[Records from a data source]
=-=-=-=-=
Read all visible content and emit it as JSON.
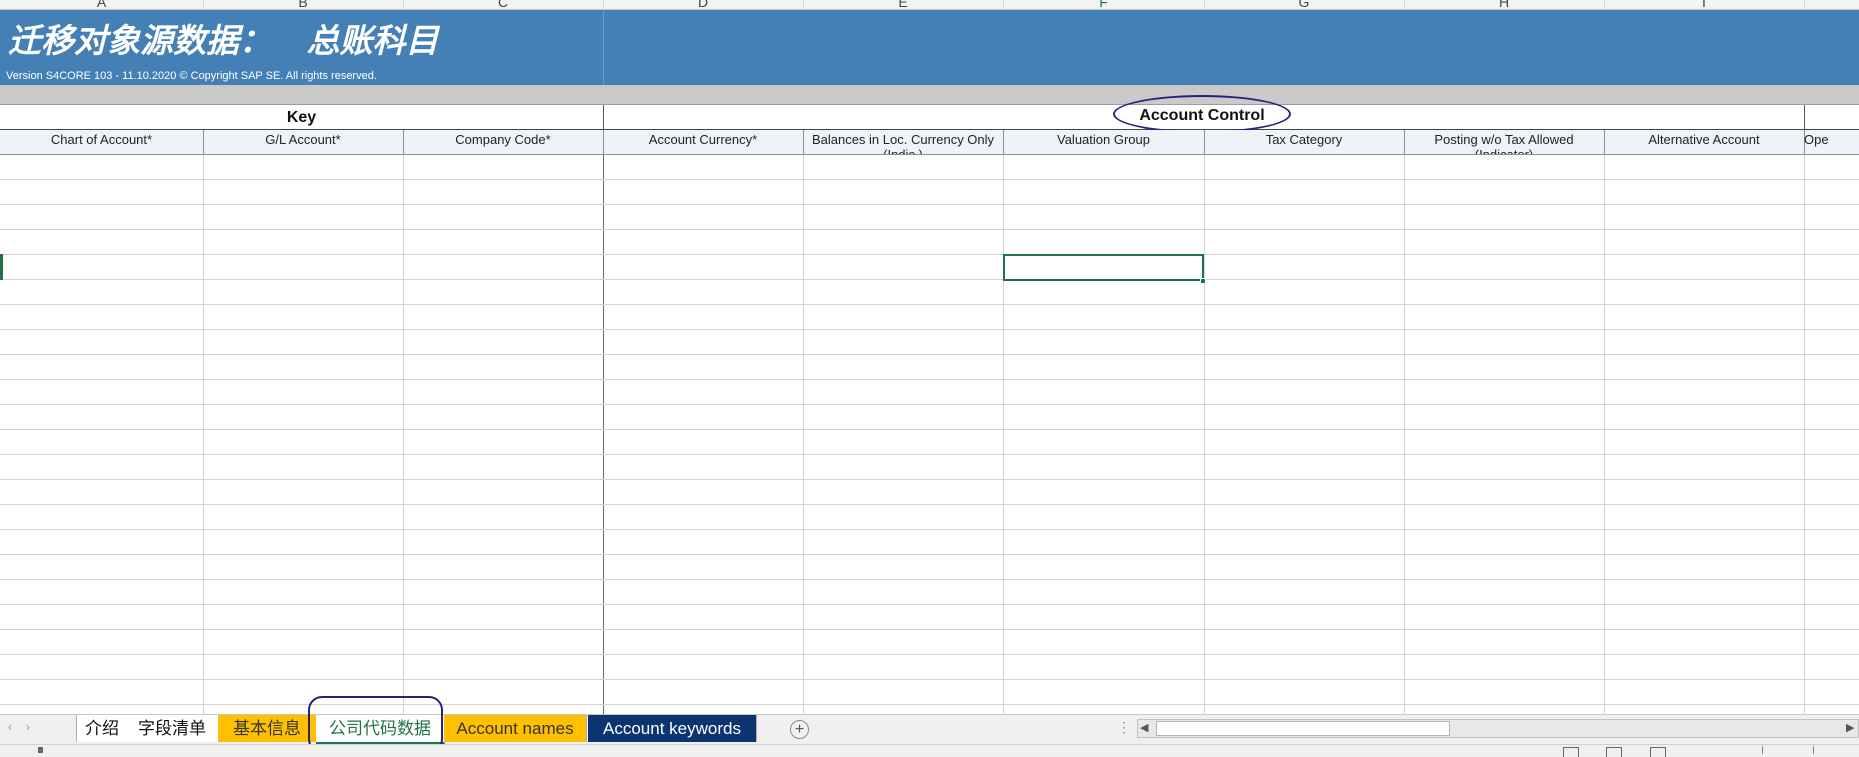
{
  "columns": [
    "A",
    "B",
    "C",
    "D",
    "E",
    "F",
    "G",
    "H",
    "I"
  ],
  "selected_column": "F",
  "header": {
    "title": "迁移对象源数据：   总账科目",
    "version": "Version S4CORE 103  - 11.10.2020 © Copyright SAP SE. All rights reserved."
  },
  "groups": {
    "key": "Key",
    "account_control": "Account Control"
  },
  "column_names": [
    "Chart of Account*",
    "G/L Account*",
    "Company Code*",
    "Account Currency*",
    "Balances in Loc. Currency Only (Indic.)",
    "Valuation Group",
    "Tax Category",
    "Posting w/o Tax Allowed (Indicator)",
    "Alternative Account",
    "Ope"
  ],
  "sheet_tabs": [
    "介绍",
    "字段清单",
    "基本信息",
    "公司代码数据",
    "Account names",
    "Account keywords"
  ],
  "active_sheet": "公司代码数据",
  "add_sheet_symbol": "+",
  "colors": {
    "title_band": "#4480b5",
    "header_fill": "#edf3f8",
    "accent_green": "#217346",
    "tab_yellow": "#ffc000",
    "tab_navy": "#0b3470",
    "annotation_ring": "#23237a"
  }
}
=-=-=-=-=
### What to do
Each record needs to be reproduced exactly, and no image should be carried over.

### Solution below
Read all visible content and emit it as JSON.
{
  "columns": [
    "A",
    "B",
    "C",
    "D",
    "E",
    "F",
    "G",
    "H",
    "I"
  ],
  "selected_column": "F",
  "header": {
    "title": "迁移对象源数据：   总账科目",
    "version": "Version S4CORE 103  - 11.10.2020 © Copyright SAP SE. All rights reserved."
  },
  "groups": {
    "key": "Key",
    "account_control": "Account Control"
  },
  "column_names": [
    "Chart of Account*",
    "G/L Account*",
    "Company Code*",
    "Account Currency*",
    "Balances in Loc. Currency Only (Indic.)",
    "Valuation Group",
    "Tax Category",
    "Posting w/o Tax Allowed (Indicator)",
    "Alternative Account",
    "Ope"
  ],
  "sheet_tabs": [
    "介绍",
    "字段清单",
    "基本信息",
    "公司代码数据",
    "Account names",
    "Account keywords"
  ],
  "active_sheet": "公司代码数据",
  "add_sheet_symbol": "+",
  "colors": {
    "title_band": "#4480b5",
    "header_fill": "#edf3f8",
    "accent_green": "#217346",
    "tab_yellow": "#ffc000",
    "tab_navy": "#0b3470",
    "annotation_ring": "#23237a"
  }
}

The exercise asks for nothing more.